Felony probation is something that is taken seriously. In this article, we discuss the rules, terms, conditions, and violation laws of felony probation in the Commonwealth of Virginia.
If you are on felony probation or have been accused of violating it, Cook Attorneys is here to help—even if you had another lawyer previously. Read on to find out more about Virginia probation violation guidelines.
WHAT IS FELONY PROBATION?
If you have been convicted of a non-violent felony crime for the first time (with no prior criminal record), the judge may choose to let you serve all or part of your sentence on probation instead of in prison or jail.
(This is different from parole, which is for when someone has served a prison term and is being rehabilitated/reacclimated.)
Generally, felony probation lasts up to two to five years during which time you have to meet certain conditions set forth by the judge. For some crimes, the probation may last up to ten or more years.
WHAT HAPPENS IF YOU VIOLATE FELONY PROBATION?
In Virginia the conditions of felony probation may include but are not limited to:
- Reporting to a probation officer regularly
- Visiting with the probation officer at his/her home or workplace
- Not possessing a firearm
- Not using any illegal substance
- Not committing any crime
- Not leaving the state
- Holding a steady job
- Not violating a restraining order
Probation is considered violated when one or more of those conditions are not met. Another way to commit felony probation violation is by not appearing at court when scheduled.
There are severe consequences for a felony probation violation, which is why it’s so important to stick to the conditions.
WHAT HAPPENS IF I’M CHARGED WITH FELONY PROBATION VIOLATION?
If you fail to meet any of the conditions of your probation, your probation officer can report you to the judge, who can issue a warrant for your arrest. Also, if you are caught committing a crime, using illegal substances, violating a restraining order, etc., you can be arrested on the spot.
If you are charged with violating your felony parole in any way, it is very unlikely that you will be released on bail.
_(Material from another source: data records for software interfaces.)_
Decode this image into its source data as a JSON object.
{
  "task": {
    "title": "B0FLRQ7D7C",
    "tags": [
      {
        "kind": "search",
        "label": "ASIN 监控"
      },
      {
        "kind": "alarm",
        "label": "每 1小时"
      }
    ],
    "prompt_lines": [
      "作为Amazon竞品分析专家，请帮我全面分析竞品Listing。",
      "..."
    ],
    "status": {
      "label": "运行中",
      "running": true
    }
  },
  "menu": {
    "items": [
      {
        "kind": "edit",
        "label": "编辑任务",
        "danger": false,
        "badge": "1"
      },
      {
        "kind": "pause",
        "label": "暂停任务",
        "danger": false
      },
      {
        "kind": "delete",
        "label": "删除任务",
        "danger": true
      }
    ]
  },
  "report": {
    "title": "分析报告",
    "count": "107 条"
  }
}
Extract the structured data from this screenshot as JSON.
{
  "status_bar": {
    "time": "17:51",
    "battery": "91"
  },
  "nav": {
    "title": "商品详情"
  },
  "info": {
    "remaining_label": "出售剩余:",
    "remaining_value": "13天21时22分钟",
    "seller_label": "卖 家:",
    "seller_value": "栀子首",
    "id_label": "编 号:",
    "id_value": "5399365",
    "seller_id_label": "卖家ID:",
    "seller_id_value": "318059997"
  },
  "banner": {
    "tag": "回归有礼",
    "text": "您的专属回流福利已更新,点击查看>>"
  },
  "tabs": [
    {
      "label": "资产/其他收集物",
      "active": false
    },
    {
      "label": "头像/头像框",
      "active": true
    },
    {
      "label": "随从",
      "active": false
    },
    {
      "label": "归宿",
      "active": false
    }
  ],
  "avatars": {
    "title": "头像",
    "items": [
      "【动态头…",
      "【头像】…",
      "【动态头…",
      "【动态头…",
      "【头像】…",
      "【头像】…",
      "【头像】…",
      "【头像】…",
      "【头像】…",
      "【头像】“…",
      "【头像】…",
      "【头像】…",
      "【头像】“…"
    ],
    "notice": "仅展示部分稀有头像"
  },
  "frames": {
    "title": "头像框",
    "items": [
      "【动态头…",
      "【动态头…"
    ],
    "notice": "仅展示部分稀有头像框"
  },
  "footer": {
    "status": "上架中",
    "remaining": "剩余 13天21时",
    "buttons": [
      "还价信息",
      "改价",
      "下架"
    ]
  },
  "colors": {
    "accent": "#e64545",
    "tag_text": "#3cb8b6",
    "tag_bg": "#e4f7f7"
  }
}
However, the judge may let you out on bail, depending on the nature of the violation you are accused of and, these days, the local situation regarding the Covid-19 pandemic.
If you have been accused of violating your probation, you should contact a lawyer such as Cook Attorneys immediately. A great defense attorney will use every strategy at their disposal to keep you from being convicted of violating your probation or to minimize your sentence for violating your probation. He will talk to the prosecutor and all parties involved on your behalf to negotiate the best outcome for you.
WHAT HAPPENS NEXT IN THE PROBATION VIOLATION PROCESS?
After you are arrested, you may be held with or without bail, depending on what the court decides. You will then be given a court date (for arraignment or disposition), where the judge will decide what to do with you until your formal probation violation hearing.
Some of his or her options include:
- Modifying the conditions of your probation
- Placing you on house arrest
- Putting you in jail until your hearing
At this time, you will get a date for a formal hearing, where the prosecutor and your defense attorney will each present evidence for the case.
If you are charged with felony probation violation, the prosecutor doesn’t need to prove beyond a reasonable doubt that you are guilty; they merely need to present enough evidence (or a “preponderance of evidence”) that you likely committed whatever they are accusing you of.
A common defense against a violation of probation is the violation was unintentional. For instance, if you failed to report to your job because the busses weren’t running that day, that could be considered unintentional. But if you were caught doing illegal drugs, it’s going to be hard to prove that it was unintentional.
Once the judge hears the case, he will deliver the sentence for the violation. It could be as minor as modifying the conditions of your probation, but it could be as serious as sending you to prison for up to the total amount of the suspended time in our case. If your violation was caused by you committing a crime during probation, you could also be sentenced for that new crime. New laws enacted in 2021 may limit the judge’s discretion to sentence you to prison in your case; make sure you discuss with your attorney the impact of these new laws in your case.
WHY DO YOU NEED AN ATTORNEY?
It is highly unadvisable to try to represent yourself in cases of felony probation violation in Virginia. We highly recommend you hire a lawyer for probation violation cases.
A lawyer will work with you and for you by speaking to every party involved and working behind the scenes to get you the lightest possible sentence. Lawyers can help you get involved in rehab programs if you are arrested for a DUI while on felony probation, prove that you didn’t violate probation after all in some cases, and even work out new payment plans if your violation involves failure to pay court fees or fines.
Seek help from an experienced criminal defense attorney. Contact Cook Attorneys for a free consultation—we will work tirelessly on your behalf for the best outcome. Learn more about our Criminal Defense service here.